I got a question for all the baseball buffs out there. Let's say a player is batting well over .400 for most of hte season. He gets traded during the year for 4 other great players. His BA resets to zero, doesn't it? So if he bats over .400 in the other league, does he get credit for his average?
Yes to both questions, that is if he has the required at-bats to win the batting title.
In 1990, Willie McGee won the National League batting title.
As a member of the Oakland Athletics. (Of the American League, for the uninitated. The rest of you may let out a loud, scorching "DUH.")
He was traded from the Cardinals in late August (for FELIX JOSE~!) and had already batted enough times to qualify. Obviously, if you're traded at the All-Star Break or just after you might not have enough plate appearances, but by mid-August most batters have qualified.
Willie also had a batting average with the Athletics, though not one large enough to compete for the AL batting crown.
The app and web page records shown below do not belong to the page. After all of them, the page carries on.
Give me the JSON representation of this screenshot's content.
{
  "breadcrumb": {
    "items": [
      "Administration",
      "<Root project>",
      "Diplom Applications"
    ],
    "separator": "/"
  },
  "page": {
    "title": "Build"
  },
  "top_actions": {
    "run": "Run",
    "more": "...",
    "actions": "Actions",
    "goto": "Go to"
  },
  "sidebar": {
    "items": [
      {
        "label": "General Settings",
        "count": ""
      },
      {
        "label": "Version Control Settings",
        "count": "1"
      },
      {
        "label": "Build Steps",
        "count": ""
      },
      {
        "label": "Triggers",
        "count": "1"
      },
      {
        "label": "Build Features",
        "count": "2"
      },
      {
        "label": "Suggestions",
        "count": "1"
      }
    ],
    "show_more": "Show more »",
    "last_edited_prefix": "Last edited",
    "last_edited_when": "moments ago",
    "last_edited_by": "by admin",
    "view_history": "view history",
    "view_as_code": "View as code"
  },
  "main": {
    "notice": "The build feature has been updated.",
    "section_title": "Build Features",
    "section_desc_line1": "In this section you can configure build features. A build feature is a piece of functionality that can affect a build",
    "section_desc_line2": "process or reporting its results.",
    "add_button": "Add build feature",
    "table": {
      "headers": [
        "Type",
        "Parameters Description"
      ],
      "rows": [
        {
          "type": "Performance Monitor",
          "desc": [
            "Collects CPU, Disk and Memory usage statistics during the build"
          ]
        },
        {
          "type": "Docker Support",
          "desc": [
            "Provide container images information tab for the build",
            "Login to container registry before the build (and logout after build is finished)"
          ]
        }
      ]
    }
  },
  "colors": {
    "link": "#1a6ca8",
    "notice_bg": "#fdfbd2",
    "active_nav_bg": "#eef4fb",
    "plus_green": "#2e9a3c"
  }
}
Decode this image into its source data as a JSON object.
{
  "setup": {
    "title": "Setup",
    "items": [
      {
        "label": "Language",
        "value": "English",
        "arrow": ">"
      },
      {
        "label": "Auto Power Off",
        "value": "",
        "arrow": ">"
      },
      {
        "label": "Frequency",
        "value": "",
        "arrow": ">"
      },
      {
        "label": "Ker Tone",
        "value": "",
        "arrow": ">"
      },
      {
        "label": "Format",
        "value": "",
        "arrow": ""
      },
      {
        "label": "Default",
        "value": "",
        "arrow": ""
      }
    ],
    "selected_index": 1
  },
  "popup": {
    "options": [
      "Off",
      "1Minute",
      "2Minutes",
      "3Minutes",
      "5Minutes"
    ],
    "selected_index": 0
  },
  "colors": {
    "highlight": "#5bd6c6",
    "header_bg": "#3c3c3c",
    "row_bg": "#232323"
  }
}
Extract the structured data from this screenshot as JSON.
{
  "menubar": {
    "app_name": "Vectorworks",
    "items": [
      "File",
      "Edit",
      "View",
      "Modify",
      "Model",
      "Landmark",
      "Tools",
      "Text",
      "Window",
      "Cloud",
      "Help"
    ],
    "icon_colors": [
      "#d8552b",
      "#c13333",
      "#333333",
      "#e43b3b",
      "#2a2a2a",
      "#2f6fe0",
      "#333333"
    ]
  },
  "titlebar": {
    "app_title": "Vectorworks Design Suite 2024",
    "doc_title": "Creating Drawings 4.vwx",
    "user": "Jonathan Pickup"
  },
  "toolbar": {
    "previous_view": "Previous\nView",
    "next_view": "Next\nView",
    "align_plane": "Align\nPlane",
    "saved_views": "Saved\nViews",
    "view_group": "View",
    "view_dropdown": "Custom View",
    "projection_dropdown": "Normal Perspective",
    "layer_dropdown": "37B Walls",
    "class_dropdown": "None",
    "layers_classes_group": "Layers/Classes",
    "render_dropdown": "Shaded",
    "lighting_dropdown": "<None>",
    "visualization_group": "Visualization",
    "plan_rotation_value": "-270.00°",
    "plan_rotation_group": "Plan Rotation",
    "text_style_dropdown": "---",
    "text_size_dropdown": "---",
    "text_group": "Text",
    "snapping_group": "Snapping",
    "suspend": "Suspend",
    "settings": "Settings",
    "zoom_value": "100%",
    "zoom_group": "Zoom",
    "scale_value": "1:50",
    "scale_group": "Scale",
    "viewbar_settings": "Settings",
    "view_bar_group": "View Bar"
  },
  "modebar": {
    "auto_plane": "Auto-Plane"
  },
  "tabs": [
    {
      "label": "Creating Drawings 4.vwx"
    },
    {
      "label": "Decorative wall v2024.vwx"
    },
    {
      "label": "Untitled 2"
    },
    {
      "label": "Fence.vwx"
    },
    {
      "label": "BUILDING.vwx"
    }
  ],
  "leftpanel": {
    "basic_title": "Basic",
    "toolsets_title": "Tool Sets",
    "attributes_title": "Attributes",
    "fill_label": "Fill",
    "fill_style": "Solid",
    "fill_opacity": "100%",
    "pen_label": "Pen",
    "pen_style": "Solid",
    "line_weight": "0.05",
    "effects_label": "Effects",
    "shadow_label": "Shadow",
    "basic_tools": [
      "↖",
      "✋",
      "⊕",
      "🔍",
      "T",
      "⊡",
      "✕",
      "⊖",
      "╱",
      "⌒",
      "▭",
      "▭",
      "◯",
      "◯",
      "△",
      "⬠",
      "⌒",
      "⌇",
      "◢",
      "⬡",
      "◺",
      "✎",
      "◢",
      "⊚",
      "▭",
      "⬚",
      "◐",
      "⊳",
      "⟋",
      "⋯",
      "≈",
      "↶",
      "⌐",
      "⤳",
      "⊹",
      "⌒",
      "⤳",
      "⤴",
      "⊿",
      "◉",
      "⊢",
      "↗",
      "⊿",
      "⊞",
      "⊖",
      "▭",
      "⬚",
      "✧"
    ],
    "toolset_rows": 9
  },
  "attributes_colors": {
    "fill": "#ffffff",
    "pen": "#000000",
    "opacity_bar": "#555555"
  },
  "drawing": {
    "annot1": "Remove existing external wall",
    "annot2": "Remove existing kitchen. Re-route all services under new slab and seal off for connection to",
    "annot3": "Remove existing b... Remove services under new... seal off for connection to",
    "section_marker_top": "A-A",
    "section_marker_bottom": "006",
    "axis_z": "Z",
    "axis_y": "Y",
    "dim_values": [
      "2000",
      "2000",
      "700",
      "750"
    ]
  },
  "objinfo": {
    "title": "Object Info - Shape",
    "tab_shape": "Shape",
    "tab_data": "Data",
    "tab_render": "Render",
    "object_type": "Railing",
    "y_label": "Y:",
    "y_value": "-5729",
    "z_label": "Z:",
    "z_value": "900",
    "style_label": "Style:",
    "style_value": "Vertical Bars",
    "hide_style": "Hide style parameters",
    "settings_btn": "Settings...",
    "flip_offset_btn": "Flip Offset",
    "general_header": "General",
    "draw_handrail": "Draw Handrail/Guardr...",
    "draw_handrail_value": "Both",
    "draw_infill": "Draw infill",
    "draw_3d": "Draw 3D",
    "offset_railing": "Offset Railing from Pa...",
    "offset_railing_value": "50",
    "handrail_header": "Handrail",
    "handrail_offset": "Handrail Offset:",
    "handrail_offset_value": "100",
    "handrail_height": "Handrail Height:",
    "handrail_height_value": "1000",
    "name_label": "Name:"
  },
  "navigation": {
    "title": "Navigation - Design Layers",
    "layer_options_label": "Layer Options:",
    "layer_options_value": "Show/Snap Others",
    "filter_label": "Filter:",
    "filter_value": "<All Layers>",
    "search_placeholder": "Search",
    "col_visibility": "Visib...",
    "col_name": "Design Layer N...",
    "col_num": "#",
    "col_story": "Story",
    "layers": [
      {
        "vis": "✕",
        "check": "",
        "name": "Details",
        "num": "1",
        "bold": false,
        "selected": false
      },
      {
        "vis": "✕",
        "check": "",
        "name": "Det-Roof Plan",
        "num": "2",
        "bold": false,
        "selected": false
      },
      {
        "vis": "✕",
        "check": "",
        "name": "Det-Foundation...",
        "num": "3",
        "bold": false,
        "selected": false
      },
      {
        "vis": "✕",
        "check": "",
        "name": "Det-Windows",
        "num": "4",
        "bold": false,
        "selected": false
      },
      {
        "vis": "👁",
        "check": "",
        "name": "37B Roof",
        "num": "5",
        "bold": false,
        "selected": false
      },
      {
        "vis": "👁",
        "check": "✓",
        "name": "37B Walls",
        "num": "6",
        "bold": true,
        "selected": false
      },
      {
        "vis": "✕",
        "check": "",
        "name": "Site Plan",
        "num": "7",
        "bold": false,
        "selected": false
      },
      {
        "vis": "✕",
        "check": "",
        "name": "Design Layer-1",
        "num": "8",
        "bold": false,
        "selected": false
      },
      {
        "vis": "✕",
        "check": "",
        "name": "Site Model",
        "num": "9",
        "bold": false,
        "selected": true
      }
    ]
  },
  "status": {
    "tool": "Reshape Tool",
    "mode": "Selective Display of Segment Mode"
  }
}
I was under the impression that, with all the changes to MLB over the last four or five years, stats were merged together from both leagues. (This goes along with one set of umpires and the elimination of the AL/NL presidents.)
Incdientally, even if you don't have enough at-bats to qualify in the one league. You could still qualify. Exmaple: If Player A is leading the leauge and only has 475 PA, they will add 27 more PA to his total and recalcucalte the average. If the recalcualted average still leads the league, then the player wins the batting title with his real average.
"If this cruel, loudmouth extremist is the cream of the Democratic crop, next November's going to make the 1984 election look like a squeaker." --House Majority Leader Tom DeLay (R-TX) on Howard Dean
I think, though, that if Player X hit .410 from April - August, then hit .200 in September on his new team, he wouldn't (and shouldn't) get the love for hitting .400. A few guys like Brett and Gwynn have been at or near .400 on September 1 and fallen short, and I think this guy would fall under the same category as those guys.
Washington Huskies, 1-1. USC didn't look THAT great after the first quarter, so I'm more optimistic that they'll be the 2003 Pac-10 champs.
Nobody is saying that small-market teams can't win. The argument is that Boston and NYY are able to be competitive every single year due to their lack of financial restraints. The Yankees haven't been under .500 since 1992.